  • Thank you for your feedback. This is known behavior. Unfortunately font and fontsize are not sufficient to know how big the text will be in all languages. Better default prediction is being investigated for future versions.

    Since you have more information about your specific app and how it will use the TextBox you can set a MinHeight in the styles you use that have large font input.

    --Rob


    Friday, May 09, 2014 4:15 PM
    Owner

All replies

  • Thank you for your feedback. This is known behavior. Unfortunately font and fontsize are not sufficient to know how big the text will be in all languages. Better default prediction is being investigated for future versions.

    Since you have more information about your specific app and how it will use the TextBox you can set a MinHeight in the styles you use that have large font input.

    --Rob


    Friday, May 09, 2014 4:15 PM
    Owner
  • You can explicitly set the height of the textbox.

    Matt Small - Microsoft Escalation Engineer - Forum Moderator
    If my reply answers your question, please mark this post as answered.

    NOTE: If I ask for code, please provide something that I can drop directly into a project and run (including XAML), or an actual application project. I'm trying to help a lot of people, so I don't have time to figure out weird snippets with undefined objects and unknown namespaces.

    Friday, May 09, 2014 4:36 PM
    Moderator
  • A.) This is not an answer.  Why do you keep on marking things as answered when they provide no useful information about a work around, no understanding of the problem stated and no acknowledgement that you have a bug?  Shouldn't the determination of whether the question has been answered be peer-reviewed?
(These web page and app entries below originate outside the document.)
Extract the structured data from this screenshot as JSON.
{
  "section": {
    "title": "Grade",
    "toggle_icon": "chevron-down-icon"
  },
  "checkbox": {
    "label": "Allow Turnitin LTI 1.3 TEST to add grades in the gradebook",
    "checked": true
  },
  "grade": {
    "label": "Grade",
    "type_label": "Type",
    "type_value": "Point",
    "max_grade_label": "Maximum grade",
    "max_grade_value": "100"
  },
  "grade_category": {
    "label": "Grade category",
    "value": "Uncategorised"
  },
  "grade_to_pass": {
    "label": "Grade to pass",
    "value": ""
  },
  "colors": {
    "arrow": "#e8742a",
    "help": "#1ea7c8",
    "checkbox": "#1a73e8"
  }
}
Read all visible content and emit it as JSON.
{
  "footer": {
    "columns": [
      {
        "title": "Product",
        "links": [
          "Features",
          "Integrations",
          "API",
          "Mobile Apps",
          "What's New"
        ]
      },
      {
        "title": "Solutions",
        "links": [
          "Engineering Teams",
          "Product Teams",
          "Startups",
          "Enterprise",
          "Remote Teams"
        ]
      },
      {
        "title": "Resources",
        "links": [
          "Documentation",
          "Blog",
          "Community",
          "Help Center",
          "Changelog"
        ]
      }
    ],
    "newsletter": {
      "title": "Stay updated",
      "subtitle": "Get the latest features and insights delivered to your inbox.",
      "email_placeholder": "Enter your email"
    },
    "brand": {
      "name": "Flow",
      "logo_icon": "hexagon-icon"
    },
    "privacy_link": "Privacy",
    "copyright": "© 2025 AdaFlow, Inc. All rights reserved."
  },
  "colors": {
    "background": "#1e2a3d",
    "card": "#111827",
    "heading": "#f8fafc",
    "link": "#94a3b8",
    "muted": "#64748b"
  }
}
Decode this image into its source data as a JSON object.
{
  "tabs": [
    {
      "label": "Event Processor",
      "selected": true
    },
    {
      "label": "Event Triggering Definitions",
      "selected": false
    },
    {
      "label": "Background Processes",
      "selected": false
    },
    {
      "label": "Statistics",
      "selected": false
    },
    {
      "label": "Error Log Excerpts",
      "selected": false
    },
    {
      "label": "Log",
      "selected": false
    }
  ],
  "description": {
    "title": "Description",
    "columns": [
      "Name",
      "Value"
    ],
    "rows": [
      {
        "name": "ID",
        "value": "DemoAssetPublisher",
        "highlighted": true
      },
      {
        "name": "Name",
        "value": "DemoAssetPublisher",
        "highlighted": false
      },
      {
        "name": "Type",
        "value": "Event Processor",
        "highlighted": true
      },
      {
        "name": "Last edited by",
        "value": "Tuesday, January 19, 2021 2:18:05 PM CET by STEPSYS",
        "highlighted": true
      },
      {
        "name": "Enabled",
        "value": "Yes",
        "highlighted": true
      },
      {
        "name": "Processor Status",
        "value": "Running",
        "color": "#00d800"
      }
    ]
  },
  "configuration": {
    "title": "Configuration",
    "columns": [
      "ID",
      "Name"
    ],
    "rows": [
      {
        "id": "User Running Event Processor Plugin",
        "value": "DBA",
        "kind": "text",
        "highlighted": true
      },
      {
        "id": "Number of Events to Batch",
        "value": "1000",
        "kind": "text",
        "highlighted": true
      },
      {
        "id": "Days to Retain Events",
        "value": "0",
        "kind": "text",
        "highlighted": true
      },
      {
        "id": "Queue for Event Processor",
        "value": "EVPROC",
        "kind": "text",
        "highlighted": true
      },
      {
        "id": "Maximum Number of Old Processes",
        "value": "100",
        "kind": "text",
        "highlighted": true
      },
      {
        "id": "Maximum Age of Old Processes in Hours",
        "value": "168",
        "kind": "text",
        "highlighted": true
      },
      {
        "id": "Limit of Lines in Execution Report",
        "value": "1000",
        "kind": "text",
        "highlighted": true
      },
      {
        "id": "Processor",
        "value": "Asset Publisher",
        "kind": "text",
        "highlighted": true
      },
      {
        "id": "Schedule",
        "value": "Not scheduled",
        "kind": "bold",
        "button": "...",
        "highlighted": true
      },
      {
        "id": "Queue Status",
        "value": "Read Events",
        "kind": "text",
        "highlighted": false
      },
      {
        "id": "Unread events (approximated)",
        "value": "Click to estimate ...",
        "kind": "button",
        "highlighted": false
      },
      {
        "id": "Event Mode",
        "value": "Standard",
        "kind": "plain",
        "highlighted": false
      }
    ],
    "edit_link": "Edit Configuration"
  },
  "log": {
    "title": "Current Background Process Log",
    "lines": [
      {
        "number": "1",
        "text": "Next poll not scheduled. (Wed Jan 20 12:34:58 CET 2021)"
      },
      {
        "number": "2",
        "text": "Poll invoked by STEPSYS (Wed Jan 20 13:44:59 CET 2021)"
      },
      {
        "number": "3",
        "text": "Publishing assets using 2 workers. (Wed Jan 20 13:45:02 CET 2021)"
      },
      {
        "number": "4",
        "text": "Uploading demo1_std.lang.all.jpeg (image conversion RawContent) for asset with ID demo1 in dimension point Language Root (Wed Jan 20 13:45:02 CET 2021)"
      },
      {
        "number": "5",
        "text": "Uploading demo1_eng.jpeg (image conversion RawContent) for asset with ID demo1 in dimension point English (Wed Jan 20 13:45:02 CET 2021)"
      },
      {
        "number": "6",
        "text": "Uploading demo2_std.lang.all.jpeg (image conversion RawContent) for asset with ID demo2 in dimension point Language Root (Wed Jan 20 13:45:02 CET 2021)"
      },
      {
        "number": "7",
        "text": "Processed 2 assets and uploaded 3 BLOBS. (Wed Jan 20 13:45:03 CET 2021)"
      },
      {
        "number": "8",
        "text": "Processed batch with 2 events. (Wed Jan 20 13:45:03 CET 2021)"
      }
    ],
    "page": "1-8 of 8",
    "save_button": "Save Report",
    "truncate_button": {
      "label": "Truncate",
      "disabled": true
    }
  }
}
    B.) In what universe does the Font Face and Font size not immediately tell you how large the encompassing box will be?  Even iOS gets this right.  The language may change the width of such a box but it has no bearing on the height (by definition, the Font Size fixes the height, there is no ambiguity).

    C.) This is not a feature or behavior that requires investigation.  This is a bug that requires escalation.  Every competitive Form system out there can do this calculation properly, why can't Windows RT?
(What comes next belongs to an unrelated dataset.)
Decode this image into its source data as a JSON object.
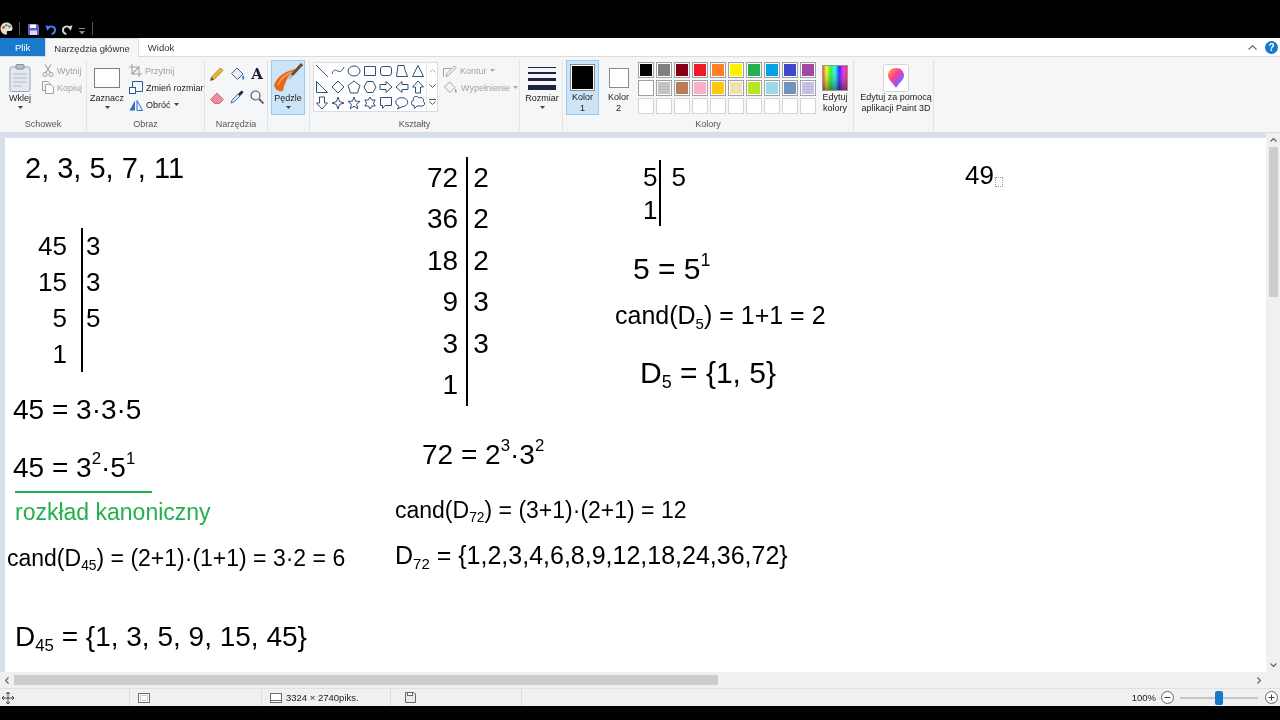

    Donald Roy Airey


    Friday, May 09, 2014 5:30 PM
  • I can explicitly set the width of the textbox also.  Do you know why we don't?  Because such systems are impossible to design and maintain!

    Donald Roy Airey

    Friday, May 09, 2014 5:32 PM
  • Sorry, but the more I think about this reply, the more confused (read frustrated) I become.  When the TextBox first appears, it has a size of 32 pixels no matter what I do (short of hard-coding the height).  As soon as I type any character, let's say a space character, the TextBox changes to the proper height.  You obviously have all the information you need to calculate the correct height unless you're going to argue that there is property of the space character that provides more information about the font metrics than you had before the user hit the key.

    Donald Roy Airey

    Friday, May 09, 2014 5:47 PM
  • Thanks for the additional info.  I marked it as an answer because it's the answer - there's no other answer which will be correct in this case. Rob said that we already have this issue under review.

    If you are having problems in your application that this issue clearly causes and you cannot work around them we are here to help.  If you simply want to vent, feel free.


    Matt Small - Microsoft Escalation Engineer - Forum Moderator
    If my reply answers your question, please mark this post as answered.

    NOTE: If I ask for code, please provide something that I can drop directly into a project and run (including XAML), or an actual application project. I'm trying to help a lot of people, so I don't have time to figure out weird snippets with undefined objects and unknown namespaces.

    Friday, May 09, 2014 6:32 PM
    Moderator
  • A "Response" is not the same thing as an "Answer".  An answer contains some information that addresses the original question.  My question is, with a fixed size of 32 pixels, how are we to design forms (in a way that doesn't take us back 20 years to when everything in a form was hard-coded)?


    Donald Roy Airey

    Friday, May 09, 2014 7:01 PM